LOS ANGELES — Texas congressman Ron Paul won the California Republican straw poll Saturday after making several speeches at the GOP state convention, officials announced.
The presidential hopeful drew 374 out of 833, or 44.9 percent, ballots, Tom Del Beccaro, California Republican Party chairman announced at the GOP state convention. Ballots were cast by party members, associated members and registered guests, who could choose among 11 candidates.
Texas Gov. Rick Perry came in second, with 244 votes, or 29.3 percent.
The rest of the field of 11, which included write-ins for the first time:
- Mitt Romney (74, 8.8 percent)
- Congresswoman Michele Bachmann (64, 7.7 percent)
- Jon Huntsman (17, 2.0 percent)
- Herman Cain (15, 1.8 percent)
- Newt Gingrich (14, 1.7 percent)
- Thad McCotter (7, 0.8 percent)
- Rick Santorum (7, 0.8 percent)
- Gary Johnson (2, 0.2 percent)
- Fred Karger (1, 0.1 percent)
- Write-ins (15, 1.8 percent)
Paul drew supportive crowds for several speaking appearances at the state party convention the JW Marriott in downtown Los Angeles.
"I think the main purpose of our Constitution and political action should be the preservation of liberty," Paul told delegates Saturday, which was Constitution Day.
Among his other remarks, according to NBC News:
"We've lived in the country that has the maximum amount of freedom and the maximum amount of prosperity," he said at a breakfast speech delivered to the Los Angeles County Lincoln Clubs, "and yet we have allowed ourselves to go into debt."
Paul called for the audit and eventual dismantling of the Federal Reserve, and charged the Obama administration with weakening the dollar by directing large sums of money outside of the United States.
"This crisis going on in Europe is connected to us, and our dollar," Paul said, noting Treasury Secretary Timothy Geithner was in Poland Friday to take part in meetings with European finance ministers.
Other political news of note
Animated Boehner: 'There's nothing complex about the Keystone Pipeline!'
- Budget deficits shrinking but set to grow after 2015
- Senate readies another volley on unemployment aid
- Obama faces Syria standstill
- Fluke files to run in California
- Animated Boehner: 'There's nothing complex about the Keystone Pipeline!'
"Geithner's already over in Europe, promising to bail out the banks once again, at our expense."
At a noontime speech to 500 organized by the Republican Liberty Caucus of California, Paul elaborated on his dislike for international agreements in matters of national security.
"The position we should have is no entangling alliances," Paul said, adding, "We shouldn't be in NATO." The comment was met with applause.
"Why not just go to war if it's a declared war, and forget about all the rest of them?" he continued.

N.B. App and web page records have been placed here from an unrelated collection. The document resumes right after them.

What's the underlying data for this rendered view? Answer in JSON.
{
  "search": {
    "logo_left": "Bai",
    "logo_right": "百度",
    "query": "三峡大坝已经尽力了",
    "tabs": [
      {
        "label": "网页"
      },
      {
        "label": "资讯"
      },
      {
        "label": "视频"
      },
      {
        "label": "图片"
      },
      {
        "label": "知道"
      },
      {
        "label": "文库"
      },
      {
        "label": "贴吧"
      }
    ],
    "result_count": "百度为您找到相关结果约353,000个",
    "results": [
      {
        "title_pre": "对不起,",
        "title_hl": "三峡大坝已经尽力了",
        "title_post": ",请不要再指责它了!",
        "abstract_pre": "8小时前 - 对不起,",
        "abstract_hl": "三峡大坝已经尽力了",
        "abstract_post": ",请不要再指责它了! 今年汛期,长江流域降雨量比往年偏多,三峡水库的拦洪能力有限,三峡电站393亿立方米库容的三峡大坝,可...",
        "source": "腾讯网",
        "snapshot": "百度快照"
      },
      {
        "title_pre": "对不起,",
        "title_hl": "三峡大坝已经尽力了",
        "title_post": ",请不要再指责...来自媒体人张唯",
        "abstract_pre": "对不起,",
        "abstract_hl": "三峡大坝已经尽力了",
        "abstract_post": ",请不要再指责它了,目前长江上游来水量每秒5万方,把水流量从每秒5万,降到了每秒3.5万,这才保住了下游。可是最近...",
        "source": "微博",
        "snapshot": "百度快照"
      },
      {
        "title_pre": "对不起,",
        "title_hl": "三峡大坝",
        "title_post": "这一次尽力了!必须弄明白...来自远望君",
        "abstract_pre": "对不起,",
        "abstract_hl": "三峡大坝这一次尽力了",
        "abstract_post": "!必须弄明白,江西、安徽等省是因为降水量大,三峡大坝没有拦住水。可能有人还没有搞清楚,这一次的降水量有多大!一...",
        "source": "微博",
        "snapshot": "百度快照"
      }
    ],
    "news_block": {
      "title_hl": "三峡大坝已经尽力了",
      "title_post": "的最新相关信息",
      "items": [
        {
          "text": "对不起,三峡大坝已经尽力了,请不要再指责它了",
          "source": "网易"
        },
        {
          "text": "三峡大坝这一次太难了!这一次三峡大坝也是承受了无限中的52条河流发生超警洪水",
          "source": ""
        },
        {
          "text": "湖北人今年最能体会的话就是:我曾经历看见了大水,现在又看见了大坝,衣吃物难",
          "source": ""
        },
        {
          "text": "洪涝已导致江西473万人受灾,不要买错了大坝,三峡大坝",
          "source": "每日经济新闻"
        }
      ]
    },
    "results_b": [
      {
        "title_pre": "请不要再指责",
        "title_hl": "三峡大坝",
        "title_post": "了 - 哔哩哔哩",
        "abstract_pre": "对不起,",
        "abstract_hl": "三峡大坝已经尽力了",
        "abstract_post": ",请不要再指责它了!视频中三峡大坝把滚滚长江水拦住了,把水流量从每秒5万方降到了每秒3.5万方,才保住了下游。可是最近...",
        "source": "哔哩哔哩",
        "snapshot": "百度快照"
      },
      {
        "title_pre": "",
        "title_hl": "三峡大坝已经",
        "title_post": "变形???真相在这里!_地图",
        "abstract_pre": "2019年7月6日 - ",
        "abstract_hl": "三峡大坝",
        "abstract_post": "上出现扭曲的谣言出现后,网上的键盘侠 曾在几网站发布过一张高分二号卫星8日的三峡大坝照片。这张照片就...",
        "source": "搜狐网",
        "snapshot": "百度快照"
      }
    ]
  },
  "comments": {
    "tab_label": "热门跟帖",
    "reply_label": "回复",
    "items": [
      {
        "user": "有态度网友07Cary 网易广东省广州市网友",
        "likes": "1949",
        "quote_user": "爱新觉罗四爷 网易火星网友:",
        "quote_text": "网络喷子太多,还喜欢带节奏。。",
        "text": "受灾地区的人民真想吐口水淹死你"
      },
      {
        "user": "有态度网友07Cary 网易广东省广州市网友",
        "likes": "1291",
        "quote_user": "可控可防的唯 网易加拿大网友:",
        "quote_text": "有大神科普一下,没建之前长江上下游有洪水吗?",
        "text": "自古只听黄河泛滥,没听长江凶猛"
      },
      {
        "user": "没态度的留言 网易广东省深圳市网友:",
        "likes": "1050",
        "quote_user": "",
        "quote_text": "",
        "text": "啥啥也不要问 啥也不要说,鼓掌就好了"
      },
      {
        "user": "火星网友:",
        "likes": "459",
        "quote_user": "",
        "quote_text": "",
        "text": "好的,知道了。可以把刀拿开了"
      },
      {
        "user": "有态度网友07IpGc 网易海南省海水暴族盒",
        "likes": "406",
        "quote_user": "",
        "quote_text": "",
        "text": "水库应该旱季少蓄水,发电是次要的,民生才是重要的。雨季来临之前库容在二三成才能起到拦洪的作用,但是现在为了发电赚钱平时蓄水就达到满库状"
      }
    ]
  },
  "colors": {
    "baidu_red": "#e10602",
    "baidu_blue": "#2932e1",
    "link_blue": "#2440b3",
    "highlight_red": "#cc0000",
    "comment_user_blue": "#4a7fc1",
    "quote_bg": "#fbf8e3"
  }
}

It was a reference to America's involvement in Libya — a NATO mission — and a criticism of American presidents dating from Harry Truman to Barack Obama.
"We haven't had a declared war since World War Two," Paul said, "but we've fought a few of them, obviously."
When Paul vowed to bring troops home from Iraq and Afghanistan, the room erupted in cheers.
Many of the supporters, in their twenties and thirties, were dressed in T-shirts and stood out in a sea of grey business suits. A young couple told NBC it had recently abandoned the Democratic Party.
"Both of us voted for Obama in 2008," said Monica Wattana, an emergency care doctor.
"We kind of fell for the, 'Change We Can Believe In,' " said her husband, Brian Wilson, an engineer. He laughed.
The couple says it dreams of an end to America's wars and a slowed pace of inflation. "It hasn't happened," said Monica.
Bachmann, who won the Iowa Republican straw poll on Aug. 13, addressed the California convention on Friday evening.
Bachmann reiterated the core vows of her stump speeches — repealing President Obama’s health care law, striking down the Dodd-Frank banking regulations, and opening up exploration of domestic energy sources.
"As president, I will not rest until we repeal ObamaCare," Bachmann told the convention, describing the health-care law as a symbol a federal government grown too large.
Politico said it was not clear how much effort each of the other candidates put into winning the poll.
Jamie Novogrod, NBC News producer, contributed to this report.